So there you have it. Rather than spend more money of eating out, I’ve dedicated ~200$ of next months budget to commitments that will serve a variety of purposes, but ultimatly distract me whilst I await the best trip in the world. The next 6 months should be so much fun that my RTW trip (hopefully) won’t feel so far away. Plus I’m definitly going to Dragon*Con in August so, I’m pretty much occupied until September.  As for what I will do next… we’ll just have to wait and see :D!

How 5 Cold Showers Can Change Your Mindset

Excuses take away your future, so that you can still have something to day dream about today.

Last week, I started the Cold Shower Therapy (#CST) challenge.  When you accept the #CST challenge, you agree to spend the next 30 showers without hot water.  For 30 mornings you climb into the shower, take a deep breath, and try to stand under an icy stream for 5 minutes (or just long enough to speed wash yourself).

While I’ve read all about the great benefits of CST, there are also a few of unforeseen dangers that I didn’t realize come with it.  Within just one week of starting the challenge the following had plagued my life:

  • Loss of Appetite
  • Loss of Interest in things I once enjoyed
  • Poison Ivy
  • Walking with a limp 

Prior to starting this challenge, I could eat huge portions of my favorite foods, often until I became ill.  I could browse Reddit nearly all weekend, and feel completely fine with the few accomplishments I mustered before bed on Sunday night.  I also sure as hell didn’t have itchy skin or trouble walking.  But now all of that has changed, and it’s all because of something so simple: the act of choosing a cold shower over a hot one.

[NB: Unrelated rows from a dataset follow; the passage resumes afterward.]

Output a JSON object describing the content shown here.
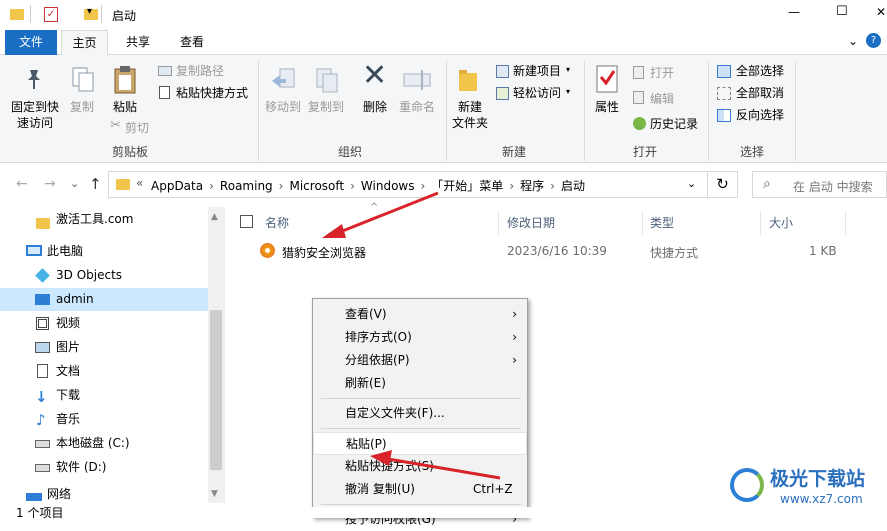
{
  "window": {
    "title": "启动",
    "minimize_glyph": "—",
    "maximize_glyph": "☐",
    "close_glyph": "✕",
    "qa_dropdown_glyph": "▾"
  },
  "ribbon_tabs": [
    "文件",
    "主页",
    "共享",
    "查看"
  ],
  "ribbon_collapse_glyph": "⌄",
  "help_glyph": "?",
  "ribbon": {
    "pin_quick_access": "固定到快\n速访问",
    "copy": "复制",
    "paste": "粘贴",
    "copy_path": "复制路径",
    "paste_shortcut": "粘贴快捷方式",
    "cut": "剪切",
    "group_clipboard": "剪贴板",
    "move_to": "移动到",
    "copy_to": "复制到",
    "delete": "删除",
    "rename": "重命名",
    "group_organize": "组织",
    "new_folder": "新建\n文件夹",
    "new_item": "新建项目",
    "easy_access": "轻松访问",
    "group_new": "新建",
    "properties": "属性",
    "open": "打开",
    "edit": "编辑",
    "history": "历史记录",
    "group_open": "打开",
    "select_all": "全部选择",
    "select_none": "全部取消",
    "invert_selection": "反向选择",
    "group_select": "选择"
  },
  "address": {
    "crumbs": [
      "AppData",
      "Roaming",
      "Microsoft",
      "Windows",
      "「开始」菜单",
      "程序",
      "启动"
    ],
    "prefix": "«",
    "search_placeholder": "在 启动 中搜索",
    "back_glyph": "←",
    "forward_glyph": "→",
    "history_glyph": "⌄",
    "up_glyph": "↑",
    "crumb_sep_glyph": "›",
    "address_dropdown_glyph": "⌄",
    "refresh_glyph": "↻",
    "search_glyph": "⌕"
  },
  "nav": {
    "items": [
      "激活工具.com",
      "此电脑",
      "3D Objects",
      "admin",
      "视频",
      "图片",
      "文档",
      "下载",
      "音乐",
      "本地磁盘 (C:)",
      "软件 (D:)",
      "网络"
    ],
    "scroll_up_glyph": "▲",
    "scroll_down_glyph": "▼"
  },
  "columns": {
    "name": "名称",
    "date": "修改日期",
    "type": "类型",
    "size": "大小",
    "sort_glyph": "^"
  },
  "files": [
    {
      "name": "猎豹安全浏览器",
      "date": "2023/6/16 10:39",
      "type": "快捷方式",
      "size": "1 KB"
    }
  ],
  "context_menu": {
    "items": [
      {
        "label": "查看(V)",
        "submenu": true
      },
      {
        "label": "排序方式(O)",
        "submenu": true
      },
      {
        "label": "分组依据(P)",
        "submenu": true
      },
      {
        "label": "刷新(E)",
        "submenu": false
      },
      {
        "label": "自定义文件夹(F)...",
        "submenu": false
      },
      {
        "label": "粘贴(P)",
        "submenu": false
      },
      {
        "label": "粘贴快捷方式(S)",
        "submenu": false
      },
      {
        "label": "撤消 复制(U)",
        "shortcut": "Ctrl+Z"
      },
      {
        "label": "授予访问权限(G)",
        "submenu": true
      }
    ],
    "submenu_glyph": "›"
  },
  "status": {
    "count": "1 个项目"
  },
  "watermark": {
    "text": "极光下载站",
    "url": "www.xz7.com"
  },
  "colors": {
    "accent": "#1a6fc4",
    "selected": "#cce8ff",
    "arrow": "#d9232a"
  }
}
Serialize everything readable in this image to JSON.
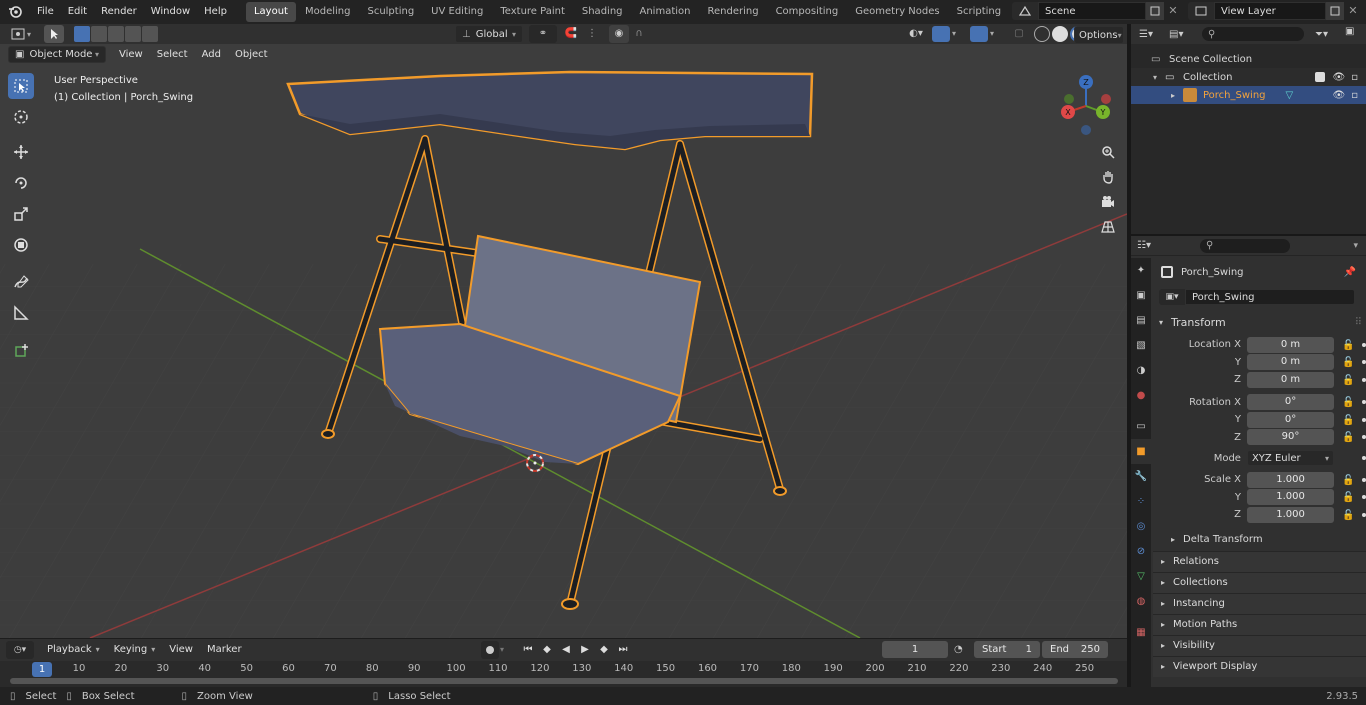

After my first cold shower, I stepped out and immediately felt a rush of pride.  ‘I did it!  I can do anything!’  And I thought that was the point, and went about my day. But it wasn’t until the subsequent showers that I realized where the true motivation comes from.  It’s not so much the act of surviving a cold shower– put me in a shower where my hot water heater is broken, and rather than motivation, I’d emerge with a new form of malice to unleash upon the world.  Rather, it’s the act of hearing yourself come up with such a vast variety of excuses, and making the conscience decision to ignore them all.  It’s amazing just how creative your brain can be.  From the time the alarm goes off, it starts telling you why today would be a GREAT day not to take a cold shower.  Why yesterday (whether amazing or terrible) justifies cranking up the heat.  How there really isn’t any benefit that a hot shower can’t offer.  And my personal favorite: that there just isn’t any point in not being comfortable. 

What I didn’t realize was how much control the excuse generating portion of my brain had over my life.  After all, it generates them in such volume that I never noticed they were the same ones recycled with different words.  I started to catch on when I considered ordering healthier options for lunch:

‘You might get hungry later, so you should go ahead and order the foot long combo.’

Or when I thought it would be a good workout to camp on top of Yonah Mountain this weekend:

‘There’s no point (in not being comfortable this weekend).  What benefit can camping at 3,100ft give that a day hike to 1,800 can’t provide?’

Suddenly, I realized that not only had I heard these excuses before, but just that morning I had successfully ignored them. But there I was, the day of my hike, and I had decided to lie back in bed.  I had decided to do a number of other things that day, and realized all of them could wait a little longer while I watched some TV and relaxed.  That’s right.  I had come up with excuses not to go camping, and then came up with excuses to procrastinate starting my excuses.   That’s when I took a deep breath, got up, and packed my bag.  Just like turning on the cold water, in the end I was much happier.

Except for the poison ivy and sore muscles.  Those really suck. But I’d do it again!

Did you make any excuses today?  If the answer is “no,” perhaps like me you don’t notice them yet.  And that’s a much bigger problem.